Your goal
Each entry below must come back exactly as written, without its pictures.
--- START ---
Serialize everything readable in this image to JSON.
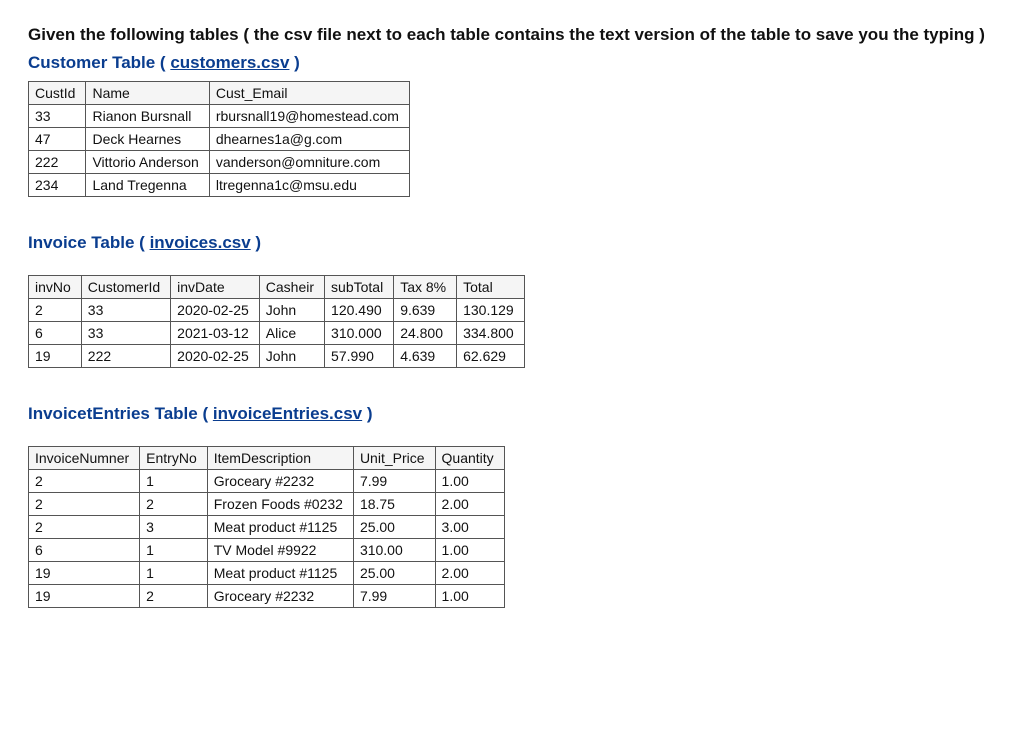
{
  "intro": "Given the following tables ( the csv file next to each table contains the text version of the table to save you the typing )",
  "sections": {
    "customer": {
      "title_prefix": "Customer Table ( ",
      "link_text": "customers.csv",
      "title_suffix": "  )",
      "headers": [
        "CustId",
        "Name",
        "Cust_Email"
      ],
      "rows": [
        [
          "33",
          "Rianon Bursnall",
          "rbursnall19@homestead.com"
        ],
        [
          "47",
          "Deck Hearnes",
          "dhearnes1a@g.com"
        ],
        [
          "222",
          "Vittorio Anderson",
          "vanderson@omniture.com"
        ],
        [
          "234",
          "Land Tregenna",
          "ltregenna1c@msu.edu"
        ]
      ]
    },
    "invoice": {
      "title_prefix": "Invoice Table ( ",
      "link_text": "invoices.csv",
      "title_suffix": " )",
      "headers": [
        "invNo",
        "CustomerId",
        "invDate",
        "Casheir",
        "subTotal",
        "Tax 8%",
        "Total"
      ],
      "rows": [
        [
          "2",
          "33",
          "2020-02-25",
          "John",
          "120.490",
          "9.639",
          "130.129"
        ],
        [
          "6",
          "33",
          "2021-03-12",
          "Alice",
          "310.000",
          "24.800",
          "334.800"
        ],
        [
          "19",
          "222",
          "2020-02-25",
          "John",
          "57.990",
          "4.639",
          "62.629"
        ]
      ]
    },
    "entries": {
      "title_prefix": "InvoicetEntries Table ( ",
      "link_text": "invoiceEntries.csv",
      "title_suffix": " )",
      "headers": [
        "InvoiceNumner",
        "EntryNo",
        "ItemDescription",
        "Unit_Price",
        "Quantity"
      ],
      "rows": [
        [
          "2",
          "1",
          "Groceary  #2232",
          "7.99",
          "1.00"
        ],
        [
          "2",
          "2",
          "Frozen Foods  #0232",
          "18.75",
          "2.00"
        ],
        [
          "2",
          "3",
          "Meat product #1125",
          "25.00",
          "3.00"
        ],
        [
          "6",
          "1",
          "TV Model #9922",
          "310.00",
          "1.00"
        ],
        [
          "19",
          "1",
          "Meat product #1125",
          "25.00",
          "2.00"
        ],
        [
          "19",
          "2",
          "Groceary #2232",
          "7.99",
          "1.00"
        ]
      ]
    }
  }
}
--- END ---
Problem solution
Serialize everything readable in this image to JSON.
{
  "intro": "Given the following tables ( the csv file next to each table contains the text version of the table to save you the typing )",
  "sections": {
    "customer": {
      "title_prefix": "Customer Table ( ",
      "link_text": "customers.csv",
      "title_suffix": "  )",
      "headers": [
        "CustId",
        "Name",
        "Cust_Email"
      ],
      "rows": [
        [
          "33",
          "Rianon Bursnall",
          "rbursnall19@homestead.com"
        ],
        [
          "47",
          "Deck Hearnes",
          "dhearnes1a@g.com"
        ],
        [
          "222",
          "Vittorio Anderson",
          "vanderson@omniture.com"
        ],
        [
          "234",
          "Land Tregenna",
          "ltregenna1c@msu.edu"
        ]
      ]
    },
    "invoice": {
      "title_prefix": "Invoice Table ( ",
      "link_text": "invoices.csv",
      "title_suffix": " )",
      "headers": [
        "invNo",
        "CustomerId",
        "invDate",
        "Casheir",
        "subTotal",
        "Tax 8%",
        "Total"
      ],
      "rows": [
        [
          "2",
          "33",
          "2020-02-25",
          "John",
          "120.490",
          "9.639",
          "130.129"
        ],
        [
          "6",
          "33",
          "2021-03-12",
          "Alice",
          "310.000",
          "24.800",
          "334.800"
        ],
        [
          "19",
          "222",
          "2020-02-25",
          "John",
          "57.990",
          "4.639",
          "62.629"
        ]
      ]
    },
    "entries": {
      "title_prefix": "InvoicetEntries Table ( ",
      "link_text": "invoiceEntries.csv",
      "title_suffix": " )",
      "headers": [
        "InvoiceNumner",
        "EntryNo",
        "ItemDescription",
        "Unit_Price",
        "Quantity"
      ],
      "rows": [
        [
          "2",
          "1",
          "Groceary  #2232",
          "7.99",
          "1.00"
        ],
        [
          "2",
          "2",
          "Frozen Foods  #0232",
          "18.75",
          "2.00"
        ],
        [
          "2",
          "3",
          "Meat product #1125",
          "25.00",
          "3.00"
        ],
        [
          "6",
          "1",
          "TV Model #9922",
          "310.00",
          "1.00"
        ],
        [
          "19",
          "1",
          "Meat product #1125",
          "25.00",
          "2.00"
        ],
        [
          "19",
          "2",
          "Groceary #2232",
          "7.99",
          "1.00"
        ]
      ]
    }
  }
}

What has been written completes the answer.